In the decades since his 1969 graduation, Kravis became a pioneer in the private equity industry, and today is cochair and co-CEO of Kohlberg Kravis Roberts & Co., which has $55 billion in assets under management. On Oct. 5, he came to West Harlem to announce that he has pledged $100 million to the business school to support the construction of its new facilities within the University’s long-term campus plan in the old Manhattanville manufacturing area.
It is the largest gift in the school’s history. One of the school’s two new buildings will be named the Henry R. Kravis Building in recognition of his generosity.
At the announcement, Kravis stressed that his donation isn’t solely about bricks and mortar. “Quite frankly, to me a building is a means to an end,” he said. “What matters to me much more … is what happens in and around this building, and the importance that it has on the community, that it has on the students, and … on the city.”
Community leaders from the Harlem area and dozens of current business school students and alumni attended the announcement at Uptown Grand on Adam Clayton Powell Boulevard near 125th Street. In addition to Columbia President Lee C. Bollinger and business school Dean R. Glenn Hubbard, speakers included two recent graduates who have applied their experience in the business school’s social entrepreneurship program to the financial and housing needs in Upper Manhattan communities.
Justine Zinkin (BUS’02) is chief executive officer of Credit Where Credit Is Due Inc., a credit union that offers banking services, financial counseling and education to Upper Manhattan residents. She went to business school because despite a decade working in community development, she felt she lacked the technical skills needed to effect change. She was one of the first students in the school’s new social enterprise concentration. Zinkin told Kravis that as a result of his gift, the school “can now realize its vision to create a campus of shared opportunity, providing immense benefits to the local neighborhood in the form of jobs, business and cultural resources.”
Another speaker was Thomas Campbell, a 2009 Business School graduate who passed up a chance to take a job on Wall Street to found his own company, ThoroBird, which provides affordable housing in economically distressed communities in the tri-state area. “It’s tough to make your mark in this industry, but I wasn’t intimidated because I was more than ready,” he said. Between his professors and the business school’s Eugene Lang Entrepreneurship Center, “I’d been taught … how to build a business.”

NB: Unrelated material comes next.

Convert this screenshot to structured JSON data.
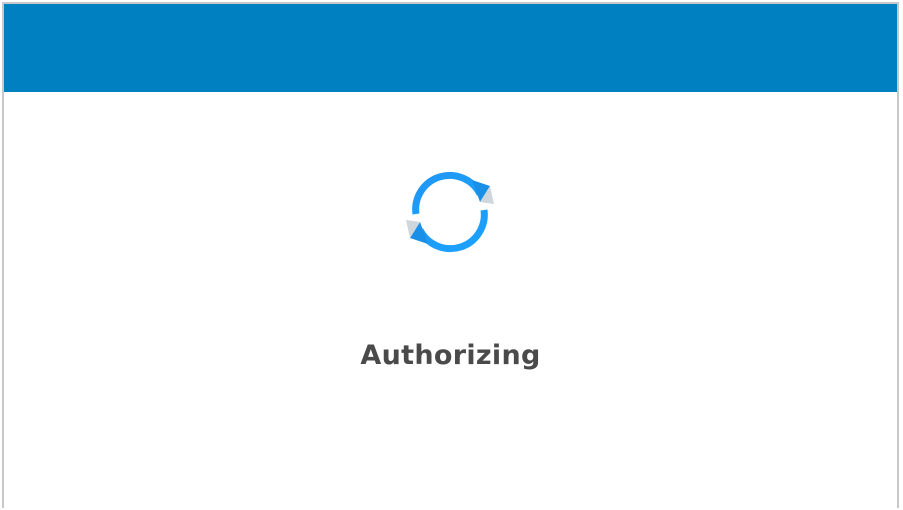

In his remarks, Bollinger thanked Kravis for his generosity not just in endowing the building but for making it something that would connect Columbia to the city. Kravis, he said, “is a person who cares enormously about the ways in which institutions connect to surrounding communities. That is a perfect match for this project.” Hubbard also expressed his appreciation for the gift and noted that the new buildings will aid in the creation of a community of entrepreneurship, which he called “the core” of the school.
“Our new home in Manhattanville will reflect the fast-paced, high-tech and highly social character of business in the 21st century,” said Hubbard. “Further, it will allow students, alumni and neighboring communities to collaborate and develop new ideas that not only transform business practice, but also reinforce the potential for the application of business principles to solve multifaceted problems and improve the world in which we live.”
Kravis has previously given substantial financial support to various business school initiatives, including Columbia CaseWorks, the Meyer Feldberg Distinguished Fellowship Program and multiple endowed professorships.